So many things need explanation. They include:
1. Payment made to middlemen in dealing with the Chinese Government/projects in China 2. The projects awarded to the Brunsfield Group of Companies with/without the approval of the Board 3. Encroachment into the High Value Virgin Forest in Kalimantan which incurred the wrath of the Indonesian authorities. What was the total amount of money paid as compensation? 4. The RM18 million paid to one "Azeez". Read this. 5. The lavish lifestyle of certain people, globetrotting with private jet, etc... 6. The sale of the land at USJ Elite Exit (now being developed by a private company - MCT). At what price was this land sold and what was its price when Sime Darby bought it. What is the market price now? Why was the land sold anyway? Is it to show income in an attempt to make losses elsewhere look small? 7. The false statement made in relation to the projects in Qatar in 2008 in response to the posting by "Sime Darby Watch". Sime Darby issued a statement denying the cost over-run. It is now evident that the statement was issued to mislead the authorities including the Securities Commission and Bursa Malaysia as well as the shareholders and the general public.
As an Amanah Saham Nasional account holder, I call upon the Government to set up an independent committee to re-audit the company accounts over the last five years.
I am not at all convinced that the negative impact on Sime Darby's balance sheet this year can be capped at RM964 million.
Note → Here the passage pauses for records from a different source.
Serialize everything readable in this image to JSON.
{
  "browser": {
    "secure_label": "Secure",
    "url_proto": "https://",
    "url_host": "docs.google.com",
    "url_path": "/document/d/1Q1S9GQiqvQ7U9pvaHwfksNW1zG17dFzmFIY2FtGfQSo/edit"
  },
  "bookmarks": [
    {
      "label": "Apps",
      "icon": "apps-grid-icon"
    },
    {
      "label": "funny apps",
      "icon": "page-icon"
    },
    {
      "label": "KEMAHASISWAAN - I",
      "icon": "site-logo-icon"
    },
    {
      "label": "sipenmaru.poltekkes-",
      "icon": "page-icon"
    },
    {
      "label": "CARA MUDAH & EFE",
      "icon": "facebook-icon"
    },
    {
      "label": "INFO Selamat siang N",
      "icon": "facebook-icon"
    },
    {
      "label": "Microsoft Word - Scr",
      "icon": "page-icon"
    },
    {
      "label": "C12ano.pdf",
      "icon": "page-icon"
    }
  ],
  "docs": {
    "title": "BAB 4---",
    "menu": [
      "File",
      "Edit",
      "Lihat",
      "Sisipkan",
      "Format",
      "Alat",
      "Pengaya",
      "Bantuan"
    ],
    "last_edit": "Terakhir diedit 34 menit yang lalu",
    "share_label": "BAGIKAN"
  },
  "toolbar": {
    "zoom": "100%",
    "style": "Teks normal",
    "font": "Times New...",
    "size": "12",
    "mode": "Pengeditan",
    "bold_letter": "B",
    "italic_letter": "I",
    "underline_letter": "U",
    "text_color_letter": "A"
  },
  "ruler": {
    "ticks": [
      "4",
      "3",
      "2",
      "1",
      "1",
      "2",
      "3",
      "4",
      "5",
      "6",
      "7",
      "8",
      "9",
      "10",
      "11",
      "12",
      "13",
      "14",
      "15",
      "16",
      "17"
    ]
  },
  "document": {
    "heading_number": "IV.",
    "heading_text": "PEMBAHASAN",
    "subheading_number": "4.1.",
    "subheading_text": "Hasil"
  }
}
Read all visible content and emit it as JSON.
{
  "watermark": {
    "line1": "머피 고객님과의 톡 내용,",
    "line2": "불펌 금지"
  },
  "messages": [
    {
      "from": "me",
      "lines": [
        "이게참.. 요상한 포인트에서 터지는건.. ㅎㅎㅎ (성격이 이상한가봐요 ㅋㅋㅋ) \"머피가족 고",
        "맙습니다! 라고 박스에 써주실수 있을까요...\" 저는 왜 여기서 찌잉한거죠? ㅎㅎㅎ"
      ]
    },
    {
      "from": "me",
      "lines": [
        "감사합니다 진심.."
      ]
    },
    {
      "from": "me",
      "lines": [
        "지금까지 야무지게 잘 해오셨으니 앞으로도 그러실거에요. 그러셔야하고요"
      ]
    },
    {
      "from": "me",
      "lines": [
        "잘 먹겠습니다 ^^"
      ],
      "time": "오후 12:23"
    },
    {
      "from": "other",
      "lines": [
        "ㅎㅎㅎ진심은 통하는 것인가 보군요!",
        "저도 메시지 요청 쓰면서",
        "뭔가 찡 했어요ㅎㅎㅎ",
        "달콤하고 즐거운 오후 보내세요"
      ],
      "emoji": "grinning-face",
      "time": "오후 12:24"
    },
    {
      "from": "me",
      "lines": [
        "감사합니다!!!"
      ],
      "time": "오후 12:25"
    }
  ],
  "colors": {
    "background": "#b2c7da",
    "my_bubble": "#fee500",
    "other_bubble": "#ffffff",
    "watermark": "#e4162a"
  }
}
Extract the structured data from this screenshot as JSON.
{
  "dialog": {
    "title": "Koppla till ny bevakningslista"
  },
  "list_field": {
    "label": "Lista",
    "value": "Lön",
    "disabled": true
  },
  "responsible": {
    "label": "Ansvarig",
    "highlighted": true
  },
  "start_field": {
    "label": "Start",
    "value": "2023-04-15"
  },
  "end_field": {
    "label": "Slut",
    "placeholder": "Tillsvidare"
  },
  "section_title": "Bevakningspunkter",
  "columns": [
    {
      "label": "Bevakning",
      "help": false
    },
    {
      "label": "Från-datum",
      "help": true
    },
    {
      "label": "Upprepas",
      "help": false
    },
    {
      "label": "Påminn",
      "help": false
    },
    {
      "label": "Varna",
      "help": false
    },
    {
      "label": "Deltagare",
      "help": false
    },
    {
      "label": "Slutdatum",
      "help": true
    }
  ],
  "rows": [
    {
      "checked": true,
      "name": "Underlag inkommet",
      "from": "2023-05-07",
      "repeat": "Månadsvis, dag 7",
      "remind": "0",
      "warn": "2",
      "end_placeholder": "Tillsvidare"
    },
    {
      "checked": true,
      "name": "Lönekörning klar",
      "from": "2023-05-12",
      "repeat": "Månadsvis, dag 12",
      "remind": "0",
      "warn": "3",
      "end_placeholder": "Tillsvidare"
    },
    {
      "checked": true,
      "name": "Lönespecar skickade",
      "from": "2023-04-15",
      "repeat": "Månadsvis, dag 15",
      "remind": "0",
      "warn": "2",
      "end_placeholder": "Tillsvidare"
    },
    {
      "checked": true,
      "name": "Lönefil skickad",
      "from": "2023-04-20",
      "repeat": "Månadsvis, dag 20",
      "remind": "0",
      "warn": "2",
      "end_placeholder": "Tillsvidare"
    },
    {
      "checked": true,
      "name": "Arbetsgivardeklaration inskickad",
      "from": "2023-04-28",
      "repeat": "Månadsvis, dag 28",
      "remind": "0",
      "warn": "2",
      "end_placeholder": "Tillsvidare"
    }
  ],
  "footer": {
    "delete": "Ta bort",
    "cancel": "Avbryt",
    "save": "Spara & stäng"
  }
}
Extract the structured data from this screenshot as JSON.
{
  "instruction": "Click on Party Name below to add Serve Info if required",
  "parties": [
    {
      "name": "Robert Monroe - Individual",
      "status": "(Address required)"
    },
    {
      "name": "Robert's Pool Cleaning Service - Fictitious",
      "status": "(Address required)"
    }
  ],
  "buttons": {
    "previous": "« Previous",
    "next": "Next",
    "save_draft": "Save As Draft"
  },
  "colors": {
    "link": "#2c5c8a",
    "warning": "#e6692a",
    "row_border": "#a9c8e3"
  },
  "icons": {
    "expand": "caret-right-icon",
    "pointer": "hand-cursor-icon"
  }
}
Someone try and convince me please.
And I do hope PNB would not use the Sime Darby loss as an excuse to pay lesser ASN/ASB dividends this year.
As things fall into place, I am now beginning to wonder whether the merger was deliberately planned to "hide" some of Sime Darby's earlier indiscretion/wrongdoings. If the merger did not take place, the losses in Qatar and Bakun, would have impacted Sime Darby in a far greater way. Perhaps, someone saw the merger as the only solution to cushion the impact. According to The Star, Sime Darby's market capitalisation was about RM71 billion in January 2008, two months after the merger. Its Market Capitalisation is now RM52 billion and dwindling.
What Sime Darby is left with now is the cash and assets it took from Golden Hope and Guthrie.
Next posting: The four senior executives who willl have to face the music...
My name is Mohd Ashraf Abdullah. I was born and raised in Tampin, Negeri Sembilan. I am a journalist at heart. I served the New Straits Times as a journalist for 17 years, beginning as a cadet reporter in 1988. I was trained to be a political writer. I served the NST in various capacities including as Staff Correspondent of the Kuantan Bureau and London Correspondent. I resigned as News Editor in 2004 to join Golden Hope Plantations Berhad as Deputy General Manager, Group Corporate Affairs. Two years later I was made General Manager, Group Corporate Affairs. When Golden Hope and Kumpulan Guthrie Berhad were merged with Sime Darby Berhad in November 2007, I chose not to accept the offer of employment by the merged entity. I was a scholar of the British Government and possess a Masters Degree in International Studies and Diplomacy from the School of Oriental and African Studies, University of London. I am also a Jefferson's Fellow of the East West Center in Honolulu, Hawaii.